  • Pu’ili’ – Or “The Bamboo Rattle”; these are a pair of long, split bamboo sticks. They create a distinctly natural rattling sound and are normally played by women. 
  • Ohe Hano Ihu’ – “The Bamboo Nose Flute”; This is an ancient instrument from the Hawaiian Islands. It is as you would imagine played through the nose. 
  • Puniu – These are coconut shells that are forged into knee drums as well as many other instruments and percussion pieces. 
  • Conch Shell – This shell was traditionally used to call or summon the people of the tribe. Also known in New Zealand as the “Putona”. 
  • Slit Drums – These are often made from hollowed bamboo or other types of logs and produce a unique sound. Despite their name, they are not true drums but idiophones
  • Käla`au – These are tapping sticks which are used to produce a high pitched percussive beat. These are used in most Polynesian music and dance styles. 
  • Ipu – Otherwise known as Gourd drums.

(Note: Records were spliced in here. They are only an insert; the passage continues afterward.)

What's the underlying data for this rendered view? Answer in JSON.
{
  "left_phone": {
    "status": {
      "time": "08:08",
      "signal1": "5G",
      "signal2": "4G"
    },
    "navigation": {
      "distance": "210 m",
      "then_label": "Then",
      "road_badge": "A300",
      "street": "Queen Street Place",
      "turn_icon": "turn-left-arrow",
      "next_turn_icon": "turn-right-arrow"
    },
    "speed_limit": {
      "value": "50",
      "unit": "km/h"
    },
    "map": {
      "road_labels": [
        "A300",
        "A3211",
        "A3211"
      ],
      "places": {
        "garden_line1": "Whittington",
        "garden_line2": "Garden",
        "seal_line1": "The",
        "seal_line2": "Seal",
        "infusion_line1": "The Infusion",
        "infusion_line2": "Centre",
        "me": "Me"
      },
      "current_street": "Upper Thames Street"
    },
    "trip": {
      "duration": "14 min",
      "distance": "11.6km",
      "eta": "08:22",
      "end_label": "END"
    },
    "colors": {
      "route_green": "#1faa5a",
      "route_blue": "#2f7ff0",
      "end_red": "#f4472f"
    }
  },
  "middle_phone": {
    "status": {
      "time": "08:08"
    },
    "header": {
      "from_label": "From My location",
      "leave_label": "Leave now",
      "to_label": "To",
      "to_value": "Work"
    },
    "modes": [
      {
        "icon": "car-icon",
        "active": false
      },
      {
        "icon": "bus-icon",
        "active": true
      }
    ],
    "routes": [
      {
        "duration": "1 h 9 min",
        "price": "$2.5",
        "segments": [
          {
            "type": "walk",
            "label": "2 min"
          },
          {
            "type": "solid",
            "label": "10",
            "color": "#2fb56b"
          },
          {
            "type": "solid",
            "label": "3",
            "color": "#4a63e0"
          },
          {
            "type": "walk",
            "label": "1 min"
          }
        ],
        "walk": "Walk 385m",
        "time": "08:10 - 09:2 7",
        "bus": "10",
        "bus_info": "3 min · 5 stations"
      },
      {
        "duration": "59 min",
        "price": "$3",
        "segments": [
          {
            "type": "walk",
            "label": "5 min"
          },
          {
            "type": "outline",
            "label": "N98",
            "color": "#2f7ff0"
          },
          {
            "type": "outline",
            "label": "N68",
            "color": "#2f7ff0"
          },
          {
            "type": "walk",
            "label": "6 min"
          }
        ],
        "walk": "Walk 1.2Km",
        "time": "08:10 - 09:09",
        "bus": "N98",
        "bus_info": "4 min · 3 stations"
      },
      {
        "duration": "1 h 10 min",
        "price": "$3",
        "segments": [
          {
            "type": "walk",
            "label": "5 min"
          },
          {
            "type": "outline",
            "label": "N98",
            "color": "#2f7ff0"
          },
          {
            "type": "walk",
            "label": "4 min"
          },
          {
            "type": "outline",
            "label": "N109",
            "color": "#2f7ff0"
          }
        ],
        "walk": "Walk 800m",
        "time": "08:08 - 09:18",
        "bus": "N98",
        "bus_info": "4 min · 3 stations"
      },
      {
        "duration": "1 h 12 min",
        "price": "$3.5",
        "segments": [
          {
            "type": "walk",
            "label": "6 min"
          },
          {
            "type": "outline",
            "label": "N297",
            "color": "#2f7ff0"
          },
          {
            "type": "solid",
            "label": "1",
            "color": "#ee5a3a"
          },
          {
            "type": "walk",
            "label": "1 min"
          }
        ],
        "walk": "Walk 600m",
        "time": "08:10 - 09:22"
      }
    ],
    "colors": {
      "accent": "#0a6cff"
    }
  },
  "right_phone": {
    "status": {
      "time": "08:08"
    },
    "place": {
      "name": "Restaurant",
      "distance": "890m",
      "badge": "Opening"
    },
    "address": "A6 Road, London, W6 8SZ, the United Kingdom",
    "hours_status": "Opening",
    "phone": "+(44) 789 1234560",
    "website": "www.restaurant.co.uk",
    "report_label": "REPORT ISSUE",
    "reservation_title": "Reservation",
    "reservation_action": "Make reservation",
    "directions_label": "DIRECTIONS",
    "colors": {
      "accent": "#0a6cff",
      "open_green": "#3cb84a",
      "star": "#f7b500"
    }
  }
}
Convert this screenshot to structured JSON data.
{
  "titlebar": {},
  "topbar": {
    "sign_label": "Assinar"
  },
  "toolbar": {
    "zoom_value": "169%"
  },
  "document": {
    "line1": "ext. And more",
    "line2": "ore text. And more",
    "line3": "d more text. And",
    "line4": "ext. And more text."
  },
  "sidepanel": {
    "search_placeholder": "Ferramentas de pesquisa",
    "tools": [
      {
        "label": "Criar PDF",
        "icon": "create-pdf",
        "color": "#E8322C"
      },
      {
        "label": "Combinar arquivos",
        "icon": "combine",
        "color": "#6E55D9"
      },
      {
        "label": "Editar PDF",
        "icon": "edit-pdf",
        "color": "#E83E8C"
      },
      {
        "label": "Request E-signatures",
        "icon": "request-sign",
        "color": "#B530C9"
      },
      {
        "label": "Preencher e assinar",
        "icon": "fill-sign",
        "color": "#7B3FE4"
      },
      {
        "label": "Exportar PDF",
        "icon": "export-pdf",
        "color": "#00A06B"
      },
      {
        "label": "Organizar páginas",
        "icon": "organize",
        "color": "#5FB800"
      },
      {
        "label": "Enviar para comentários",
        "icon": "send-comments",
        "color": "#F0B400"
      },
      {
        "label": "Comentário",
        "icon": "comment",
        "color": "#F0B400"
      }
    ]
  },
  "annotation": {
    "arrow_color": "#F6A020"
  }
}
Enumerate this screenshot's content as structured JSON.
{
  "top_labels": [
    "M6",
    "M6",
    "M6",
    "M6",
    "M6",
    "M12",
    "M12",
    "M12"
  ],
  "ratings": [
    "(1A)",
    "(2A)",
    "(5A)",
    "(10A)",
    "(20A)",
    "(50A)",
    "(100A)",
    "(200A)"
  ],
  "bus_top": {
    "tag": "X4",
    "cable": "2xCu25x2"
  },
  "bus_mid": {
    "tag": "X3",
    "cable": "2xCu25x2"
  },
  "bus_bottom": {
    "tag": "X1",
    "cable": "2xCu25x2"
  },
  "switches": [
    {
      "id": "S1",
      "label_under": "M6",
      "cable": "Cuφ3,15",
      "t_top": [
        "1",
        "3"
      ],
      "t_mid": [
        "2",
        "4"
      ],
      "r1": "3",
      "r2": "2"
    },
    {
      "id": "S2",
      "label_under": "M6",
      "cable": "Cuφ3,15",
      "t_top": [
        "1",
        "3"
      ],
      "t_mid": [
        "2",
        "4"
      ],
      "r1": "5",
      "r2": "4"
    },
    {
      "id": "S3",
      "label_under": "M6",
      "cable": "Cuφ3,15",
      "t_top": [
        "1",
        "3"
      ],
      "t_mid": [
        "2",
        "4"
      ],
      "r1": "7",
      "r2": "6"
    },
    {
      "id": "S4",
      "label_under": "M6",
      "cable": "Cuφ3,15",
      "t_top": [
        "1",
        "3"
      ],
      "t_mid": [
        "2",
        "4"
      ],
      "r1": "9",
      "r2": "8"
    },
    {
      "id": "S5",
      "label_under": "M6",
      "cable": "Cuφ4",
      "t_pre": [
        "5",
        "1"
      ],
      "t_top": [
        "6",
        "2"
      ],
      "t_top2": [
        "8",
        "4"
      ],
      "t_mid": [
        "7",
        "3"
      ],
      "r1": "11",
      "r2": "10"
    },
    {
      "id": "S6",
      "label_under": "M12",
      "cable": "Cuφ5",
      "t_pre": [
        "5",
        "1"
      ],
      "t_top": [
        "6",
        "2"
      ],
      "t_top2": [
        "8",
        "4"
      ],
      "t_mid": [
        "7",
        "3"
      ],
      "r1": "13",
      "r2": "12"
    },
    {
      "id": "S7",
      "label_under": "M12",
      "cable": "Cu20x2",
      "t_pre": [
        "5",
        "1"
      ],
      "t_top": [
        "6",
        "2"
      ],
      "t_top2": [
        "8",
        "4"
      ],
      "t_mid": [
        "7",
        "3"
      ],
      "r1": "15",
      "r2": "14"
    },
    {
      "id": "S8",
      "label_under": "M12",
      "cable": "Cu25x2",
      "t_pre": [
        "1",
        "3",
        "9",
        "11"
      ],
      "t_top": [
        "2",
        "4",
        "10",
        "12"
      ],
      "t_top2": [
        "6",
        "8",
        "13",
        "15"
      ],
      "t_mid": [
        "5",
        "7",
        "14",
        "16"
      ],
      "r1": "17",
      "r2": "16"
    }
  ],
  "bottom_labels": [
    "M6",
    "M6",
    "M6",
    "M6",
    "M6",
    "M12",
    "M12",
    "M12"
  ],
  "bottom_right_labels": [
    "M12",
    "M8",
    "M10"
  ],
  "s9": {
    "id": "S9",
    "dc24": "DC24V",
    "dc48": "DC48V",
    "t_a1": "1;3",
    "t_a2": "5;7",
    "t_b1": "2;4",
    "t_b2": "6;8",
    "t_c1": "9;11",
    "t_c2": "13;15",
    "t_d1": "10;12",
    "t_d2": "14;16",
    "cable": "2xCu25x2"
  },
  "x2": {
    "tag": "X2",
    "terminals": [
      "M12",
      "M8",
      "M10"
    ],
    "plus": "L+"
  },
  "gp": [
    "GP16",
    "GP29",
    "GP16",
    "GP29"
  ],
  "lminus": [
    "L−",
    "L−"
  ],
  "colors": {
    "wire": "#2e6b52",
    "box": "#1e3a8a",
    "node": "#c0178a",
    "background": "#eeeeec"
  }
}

The come as a combined double drum (Ipu heke) or one single drum (Ipu heke ole). These are normally very pretty and traditional looking drums. 
  • The Jew’s Harp – This is a small instrument which fits in to your mouth and then the reed is plucked to produce a sound creating a very unique sound. This instrument appears frequently in Polynesian music. It is also called the “The Jaw Harp”. 
  • Ukulele – This small four-stringed instrument like a guitar can be heard extensively in Hawaiian music and is heard frequently throughout the world. It became popular in the United States one hundred year ago and has experienced a revival during the past 30 years, especially due to the huge commercial success of Israel "Big Iz" Kaʻanoʻi Kamakawiwoʻole and his version of the classic “Somewhere Over the Rainbow”.

Modern Polynesian Music

Some Polynesian bands and artists have become better known over the years, including Big Iz, Don Ho or the fantastically addictive Te Vaka.


Te Vaka is a group of eleven musicians and dancers from TokelauTuvaluSamoaCook Islands, and New Zealand formed in 1997.  Te Vaka are the epitome of everything that is the brilliance of Polynesian music. Their music ranges from up-beat dances (their song “Pate Pate”, see below) or love songs such as “Tamahana” (which was the theme song for the film "The Legend of Johnny Lingo"). This band manages to consistently create native-inspired originality in a music world filled to the brim with passing fashions and crazes.

Most recently the band’s founder, lead singer and songwriter Opetaia Foa'i collaborated with the celebrated writer of musicals “Into the Heights” and “Hamilton”, Lin-Manuel Miranda, to produce the music for the new animated Disney movie “Moana” and the results were spectacular.


The band uses instruments such as the “pate” which is a type of slit drum hollowed out of a log, “pa’u” an indigenous goat skin conga and bass drums to achieve their unique sound. They also use a very powerful chanting singing style which helps to transport your mind straight to the islands where the songs have been written.

If you want to understand the Polynesian islands on a deeper level, their music is a great place to start!